Handling Missing Data with Pandas

Academic and practice datasets tend to be in an ideal state which, is excellent for learning algorithms and quick prototyping. However, data is often incomplete or in a weird shape. Before feeding any information to machine learning algorithms, it’s a common practice and, sometimes required, to transform it into the desired state.

Usually, the first problem that we’ll have to solve during the pre-processing stages is the handling of missing values, in case there’s any. There are several approaches to this problem but, by far, the most common are dropping the missing instances, or filling them with a computed value.

Dropping Entire Features(Columns)

In some occasions, our features will have so many missing values that they become unusable. In those instances, it’s safer to get rid of the entire column instead of trying to fill the gaps. When should we drop a feature? There’s no correct answer since it will depend on the specifics of the problem we aim to solve. Still, a good rule of thumb that I like to follow is throwing aways features with more than 30% of missing values. Here’s a quick way of doing just that:

import pandas as pd

def get_percentage_null(series):
	missing = series.isnull().sum()
	total = len(series)
	return round(missing / total, 2)

data_set = pd.read_csv("path_to_your_data.csv")

for name, values in data_set.iteritems():
	# Drops columns with over 30% missing values
    percentage = get_percentage_null(data_set[name])
    print("%r: %r" % (name, percentage))

    if percentage >= 0.30:
        print("Deleting Column %r: " % name)
        data_set.drop(name, axis=1, inplace=True)

Dropping Single Instances(Rows)

If we only have a handful of missing values and we can afford to lose a few entries of our data; dropping rows becomes a viable solution. Sadly, you’ll often want to hold on to as much of the data as you can, but in case you have to delete a few instances, it’s just one line of code:

# drops rows 5 and 10
data_set = data_set.drop([5, 10], axis=0, inplace=True)

In case you need help understanding the drop function, check this link.

Filling The Gaps

A relatively common strategy is to replace missing values with statistics derived from the data. We can use the mean value of a column to fill all the empty spots or if we are concerned about outliers, the median or mode. Some domain knowledge of our data is necessary for picking a statistic that makes sense. For example, if we have a year column, it might not make sense to use the average; How do you interpret (2005 + 2006 + 2003) / 3? Things like the median and mode should be a better fit for this scenario.

Pandas has a built-in function, fillna, that does exactly what its name suggests but I prefer to wrap it around a helper function that takes care of calculation the statistics for me.

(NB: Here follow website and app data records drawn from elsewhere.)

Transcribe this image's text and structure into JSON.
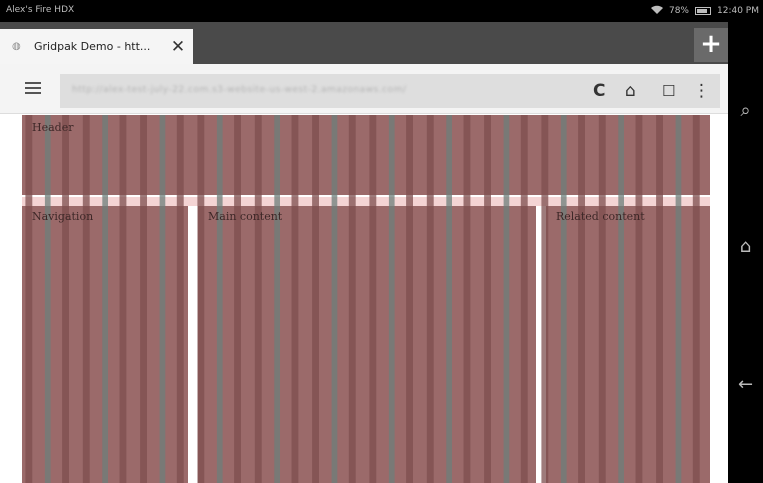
{
  "status_bar": {
    "device_name": "Alex's Fire HDX",
    "battery": "78%",
    "time": "12:40 PM",
    "icons": [
      "wifi-icon",
      "battery-icon"
    ]
  },
  "browser": {
    "tab": {
      "title": "Gridpak Demo - htt...",
      "favicon": "globe-icon",
      "close_glyph": "✕"
    },
    "new_tab_glyph": "+",
    "url": "http://alex-test-july-22.com.s3-website-us-west-2.amazonaws.com/",
    "toolbar_icons": {
      "reload": "C",
      "home": "⌂",
      "bookmark": "☐",
      "more": "⋮",
      "menu": "hamburger-icon"
    }
  },
  "page": {
    "header_label": "Header",
    "nav_label": "Navigation",
    "main_label": "Main content",
    "related_label": "Related content",
    "colors": {
      "region_fill": "#9b6a6a",
      "column_dark": "#7e4f4f",
      "column_teal": "#6d7f7b",
      "gutter": "#f4d4d4"
    }
  },
  "system_nav": {
    "search": "⌕",
    "home": "⌂",
    "back": "←"
  }
}
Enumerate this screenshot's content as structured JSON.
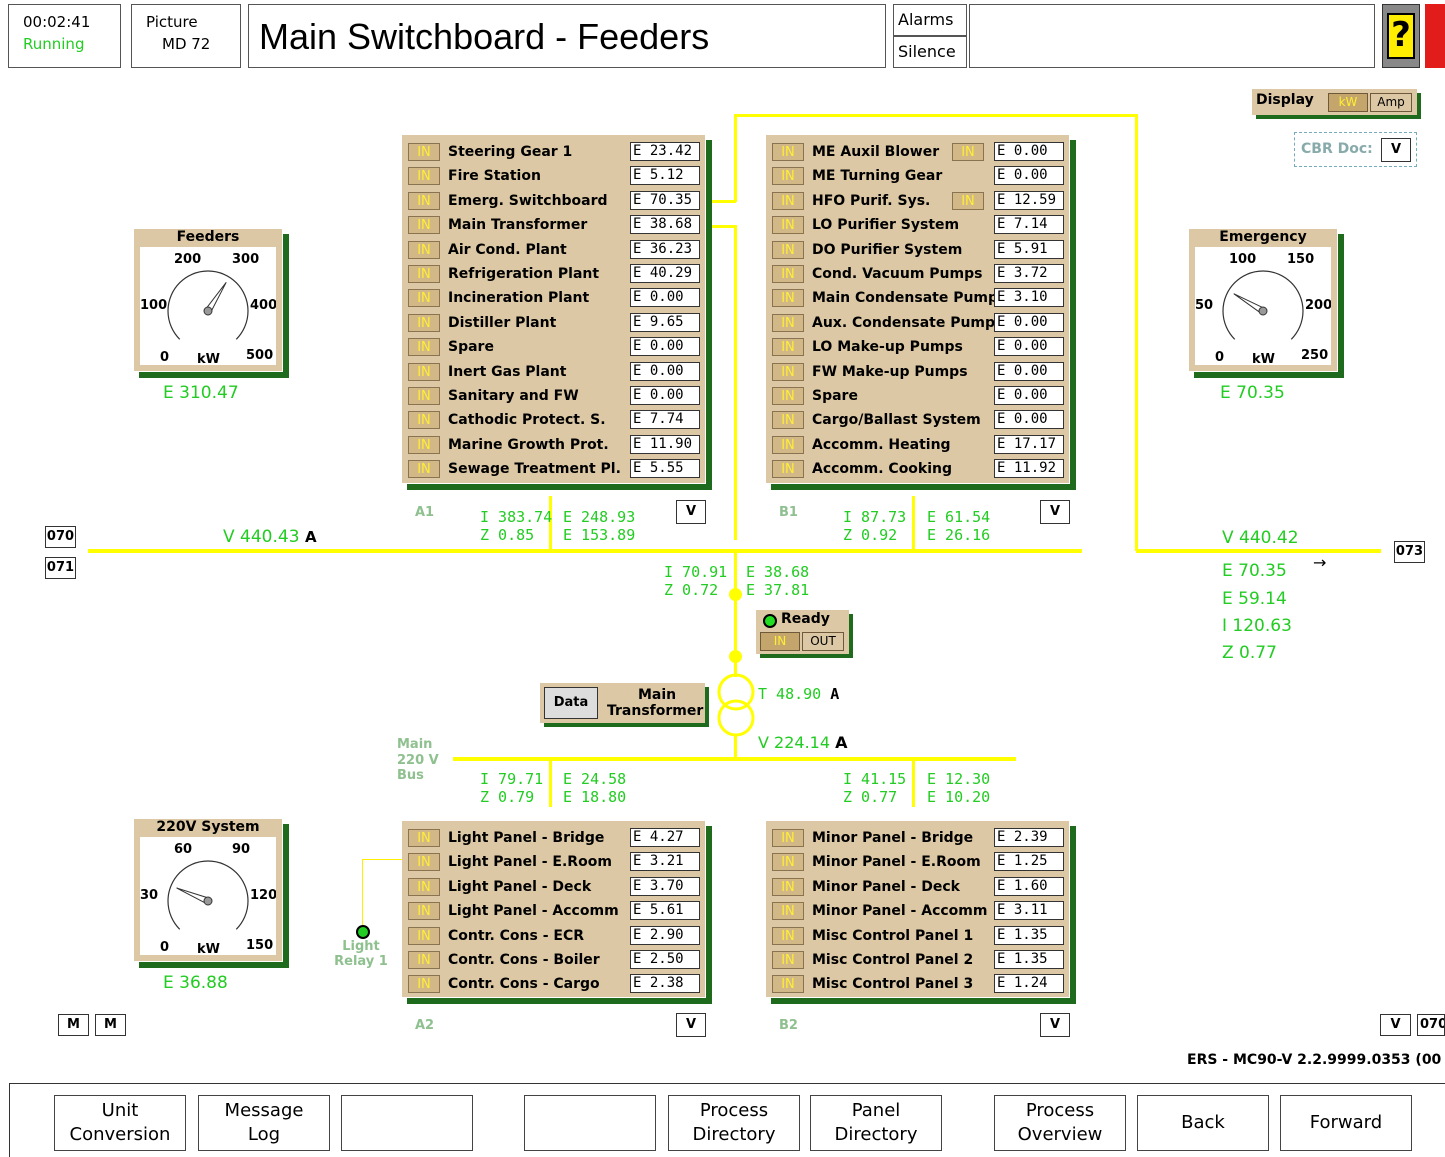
{
  "header": {
    "time": "00:02:41",
    "state": "Running",
    "picture_label": "Picture",
    "picture_id": "MD 72",
    "title": "Main Switchboard - Feeders",
    "alarms_label": "Alarms",
    "silence_label": "Silence",
    "help_glyph": "?"
  },
  "display": {
    "label": "Display",
    "kw": "kW",
    "amp": "Amp",
    "cbr_label": "CBR Doc:",
    "cbr_value": "V"
  },
  "in_label": "IN",
  "panel_a1": {
    "id": "A1",
    "rows": [
      {
        "label": "Steering Gear 1",
        "value": "E 23.42"
      },
      {
        "label": "Fire Station",
        "value": "E 5.12"
      },
      {
        "label": "Emerg. Switchboard",
        "value": "E 70.35"
      },
      {
        "label": "Main Transformer",
        "value": "E 38.68"
      },
      {
        "label": "Air Cond. Plant",
        "value": "E 36.23"
      },
      {
        "label": "Refrigeration Plant",
        "value": "E 40.29"
      },
      {
        "label": "Incineration Plant",
        "value": "E 0.00"
      },
      {
        "label": "Distiller Plant",
        "value": "E 9.65"
      },
      {
        "label": "Spare",
        "value": "E 0.00"
      },
      {
        "label": "Inert Gas Plant",
        "value": "E 0.00"
      },
      {
        "label": "Sanitary and FW",
        "value": "E 0.00"
      },
      {
        "label": "Cathodic Protect. S.",
        "value": "E 7.74"
      },
      {
        "label": "Marine Growth Prot.",
        "value": "E 11.90"
      },
      {
        "label": "Sewage Treatment Pl.",
        "value": "E 5.55"
      }
    ],
    "i": "I 383.74",
    "z": "Z 0.85",
    "e1": "E 248.93",
    "e2": "E 153.89",
    "v_btn": "V"
  },
  "panel_b1": {
    "id": "B1",
    "rows": [
      {
        "label": "ME Auxil Blower",
        "value": "E 0.00",
        "extra_in": true
      },
      {
        "label": "ME Turning Gear",
        "value": "E 0.00"
      },
      {
        "label": "HFO Purif. Sys.",
        "value": "E 12.59",
        "extra_in": true
      },
      {
        "label": "LO Purifier System",
        "value": "E 7.14"
      },
      {
        "label": "DO Purifier System",
        "value": "E 5.91"
      },
      {
        "label": "Cond. Vacuum Pumps",
        "value": "E 3.72"
      },
      {
        "label": "Main Condensate Pump",
        "value": "E 3.10"
      },
      {
        "label": "Aux. Condensate Pump",
        "value": "E 0.00"
      },
      {
        "label": "LO Make-up Pumps",
        "value": "E 0.00"
      },
      {
        "label": "FW Make-up Pumps",
        "value": "E 0.00"
      },
      {
        "label": "Spare",
        "value": "E 0.00"
      },
      {
        "label": "Cargo/Ballast System",
        "value": "E 0.00"
      },
      {
        "label": "Accomm. Heating",
        "value": "E 17.17"
      },
      {
        "label": "Accomm. Cooking",
        "value": "E 11.92"
      }
    ],
    "i": "I 87.73",
    "z": "Z 0.92",
    "e1": "E 61.54",
    "e2": "E 26.16",
    "v_btn": "V"
  },
  "panel_a2": {
    "id": "A2",
    "rows": [
      {
        "label": "Light Panel - Bridge",
        "value": "E 4.27"
      },
      {
        "label": "Light Panel - E.Room",
        "value": "E 3.21"
      },
      {
        "label": "Light Panel - Deck",
        "value": "E 3.70"
      },
      {
        "label": "Light Panel - Accomm",
        "value": "E 5.61"
      },
      {
        "label": "Contr.  Cons  - ECR",
        "value": "E 2.90"
      },
      {
        "label": "Contr.  Cons  - Boiler",
        "value": "E 2.50"
      },
      {
        "label": "Contr.  Cons  - Cargo",
        "value": "E 2.38"
      }
    ],
    "i": "I 79.71",
    "z": "Z 0.79",
    "e1": "E 24.58",
    "e2": "E 18.80",
    "v_btn": "V"
  },
  "panel_b2": {
    "id": "B2",
    "rows": [
      {
        "label": "Minor Panel - Bridge",
        "value": "E 2.39"
      },
      {
        "label": "Minor Panel - E.Room",
        "value": "E 1.25"
      },
      {
        "label": "Minor Panel - Deck",
        "value": "E 1.60"
      },
      {
        "label": "Minor Panel - Accomm",
        "value": "E 3.11"
      },
      {
        "label": "Misc Control Panel 1",
        "value": "E 1.35"
      },
      {
        "label": "Misc Control Panel 2",
        "value": "E 1.35"
      },
      {
        "label": "Misc Control Panel 3",
        "value": "E 1.24"
      }
    ],
    "i": "I 41.15",
    "z": "Z 0.77",
    "e1": "E 12.30",
    "e2": "E 10.20",
    "v_btn": "V"
  },
  "gauges": {
    "feeders": {
      "title": "Feeders",
      "ticks": [
        "200",
        "300",
        "100",
        "400",
        "0",
        "500"
      ],
      "unit": "kW",
      "reading": "E 310.47",
      "value_fraction": 0.62
    },
    "emergency": {
      "title": "Emergency",
      "ticks": [
        "100",
        "150",
        "50",
        "200",
        "0",
        "250"
      ],
      "unit": "kW",
      "reading": "E 70.35",
      "value_fraction": 0.28
    },
    "sys220": {
      "title": "220V System",
      "ticks": [
        "60",
        "90",
        "30",
        "120",
        "0",
        "150"
      ],
      "unit": "kW",
      "reading": "E 36.88",
      "value_fraction": 0.25
    }
  },
  "bus": {
    "left_tag_top": "070",
    "left_tag_bottom": "071",
    "main_v": "V 440.43",
    "main_v_unit": "A",
    "right_tag": "073",
    "right_v": "V 440.42",
    "right_e1": "E 70.35",
    "right_e2": "E 59.14",
    "right_i": "I 120.63",
    "right_z": "Z 0.77",
    "arrow": "→"
  },
  "transformer": {
    "i": "I 70.91",
    "z": "Z 0.72",
    "e1": "E 38.68",
    "e2": "E 37.81",
    "ready": "Ready",
    "in": "IN",
    "out": "OUT",
    "data_btn": "Data",
    "label_line1": "Main",
    "label_line2": "Transformer",
    "t_value": "T 48.90",
    "t_unit": "A",
    "v_220": "V 224.14",
    "v_220_unit": "A",
    "bus_label_1": "Main",
    "bus_label_2": "220 V",
    "bus_label_3": "Bus"
  },
  "light_relay": {
    "line1": "Light",
    "line2": "Relay 1"
  },
  "misc": {
    "m1": "M",
    "m2": "M",
    "v_right": "V",
    "tag_right": "070",
    "version": "ERS - MC90-V 2.2.9999.0353 (00"
  },
  "bottom": {
    "b1": [
      "Unit",
      "Conversion"
    ],
    "b2": [
      "Message",
      "Log"
    ],
    "b3": "",
    "b4": "",
    "b5": [
      "Process",
      "Directory"
    ],
    "b6": [
      "Panel",
      "Directory"
    ],
    "b7": [
      "Process",
      "Overview"
    ],
    "b8": "Back",
    "b9": "Forward"
  }
}
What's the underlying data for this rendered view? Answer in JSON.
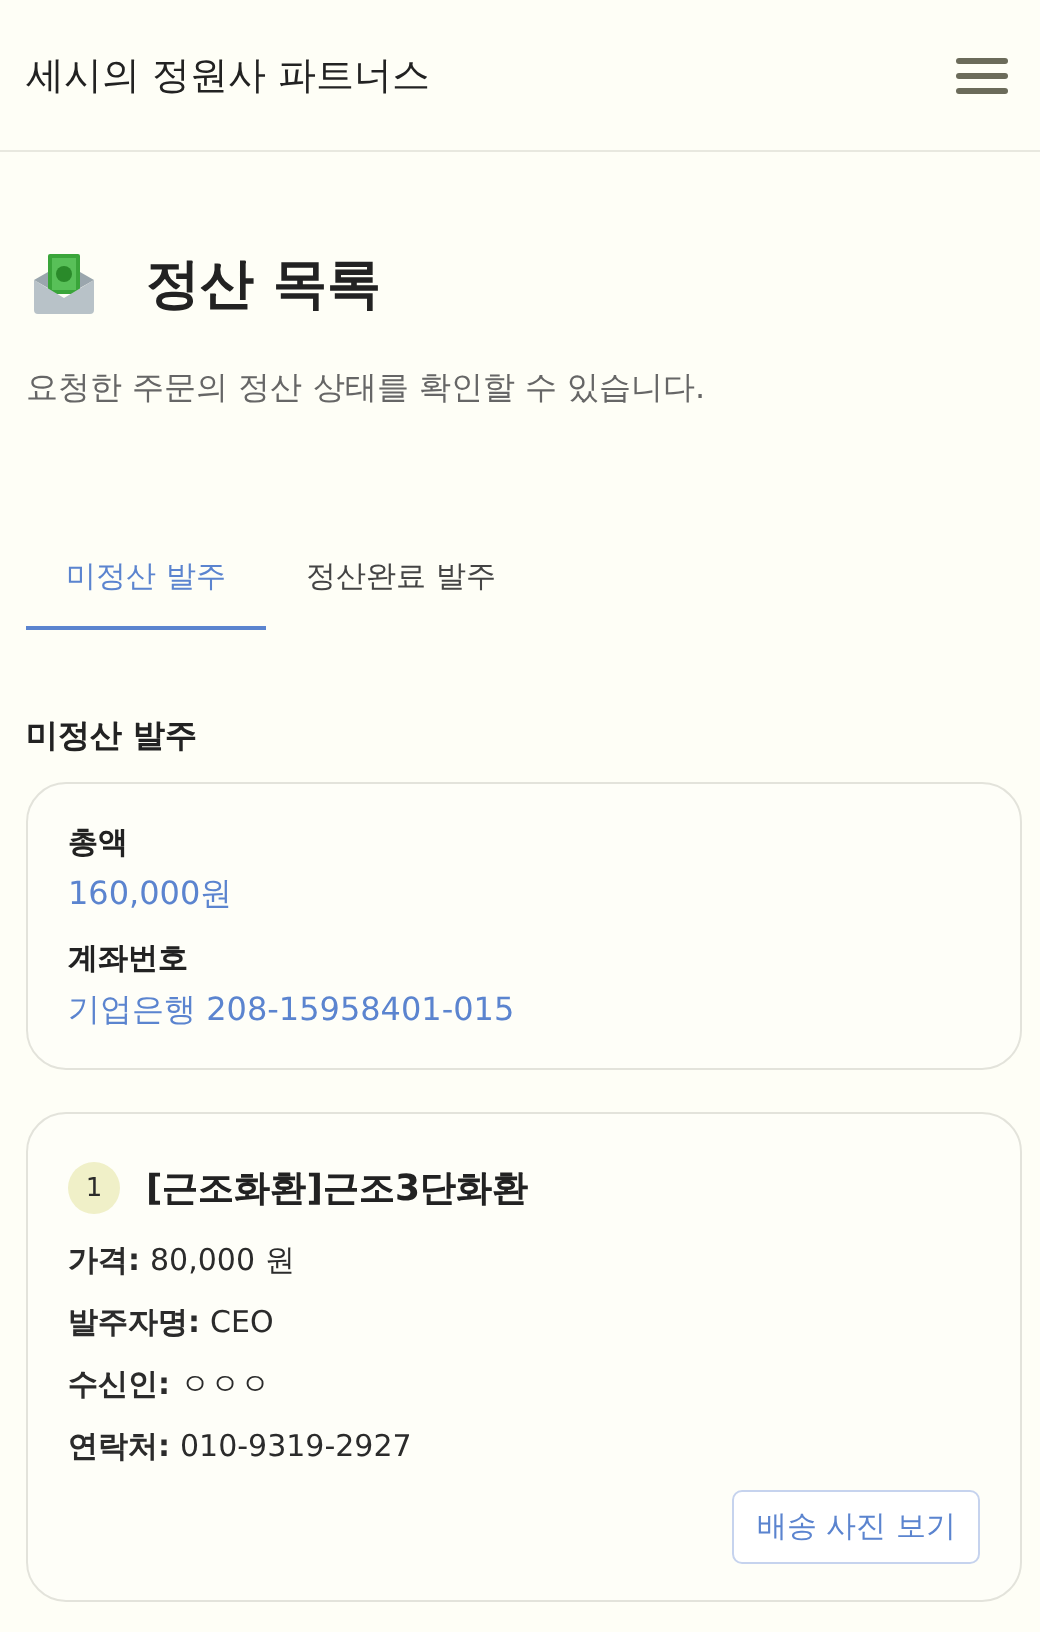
{
  "header": {
    "title": "세시의 정원사 파트너스"
  },
  "page": {
    "title": "정산 목록",
    "description": "요청한 주문의 정산 상태를 확인할 수 있습니다."
  },
  "tabs": [
    {
      "label": "미정산 발주",
      "selected": true
    },
    {
      "label": "정산완료 발주",
      "selected": false
    }
  ],
  "section": {
    "title": "미정산 발주"
  },
  "summary": [
    {
      "label": "총액",
      "value": "160,000원"
    },
    {
      "label": "계좌번호",
      "value": "기업은행 208-15958401-015"
    }
  ],
  "orders": [
    {
      "number": "1",
      "title": "[근조화환]근조3단화환",
      "fields": [
        {
          "label": "가격:",
          "value": "80,000 원"
        },
        {
          "label": "발주자명:",
          "value": "CEO"
        },
        {
          "label": "수신인:",
          "value": "ㅇㅇㅇ"
        },
        {
          "label": "연락처:",
          "value": "010-9319-2927"
        }
      ],
      "button": "배송 사진 보기"
    }
  ]
}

def fill_missing_values(data_set, column_name, strategy='custom', value=None):
	# for categorical variables
    if data_set[column_name].dtype == 'object':
        if strategy == 'mode':
            data_set[column_name].fillna(data_set[column_name].value_counts().idxmax(), inplace=True)
        elif strategy == 'custom' and value is not None:
            data_set[column_name].fillna(value, inplace=True)
    # for numeric variables
    elif data_set[column_name].dtype == 'int64' or data_set[column_name].dtype == 'float64':
        if strategy == 'mode':
            data_set[column_name].fillna(data_set[column_name].mode(), inplace=True)
        elif strategy == 'median':
            data_set[column_name].fillna(data_set[column_name].median(), inplace=True)
        # custom means "whatever value you want"
        elif strategy == 'custom' and value is not None:
            data_set[column_name].fillna(value, inplace=True)

Keep in mind that this is only one of several ways of filling empty values with calculated metrics. We could also considerer a different approach like using Linear regression or KNN to compute our values. To read more click here.

Conclusion

Most machine learning algorithms don’t work if there are missing values, thus filling or dropping them is a crucial step. However, we should be mindful of each transformation we apply to our data. Stay away from “Just do it” first ask yourself, “Does it make sense and why?” and we’ll increase our chances of using the proper values.


Randy Perez

I am a Software Developer from Santo Domingo, Dominican Republic. I have been programming for 8+ years and professionally for the last 6+ years. Currently, I work for BairesDev an international outsourcing company that lends my service to Pinterest, a social media company based in San Francisco.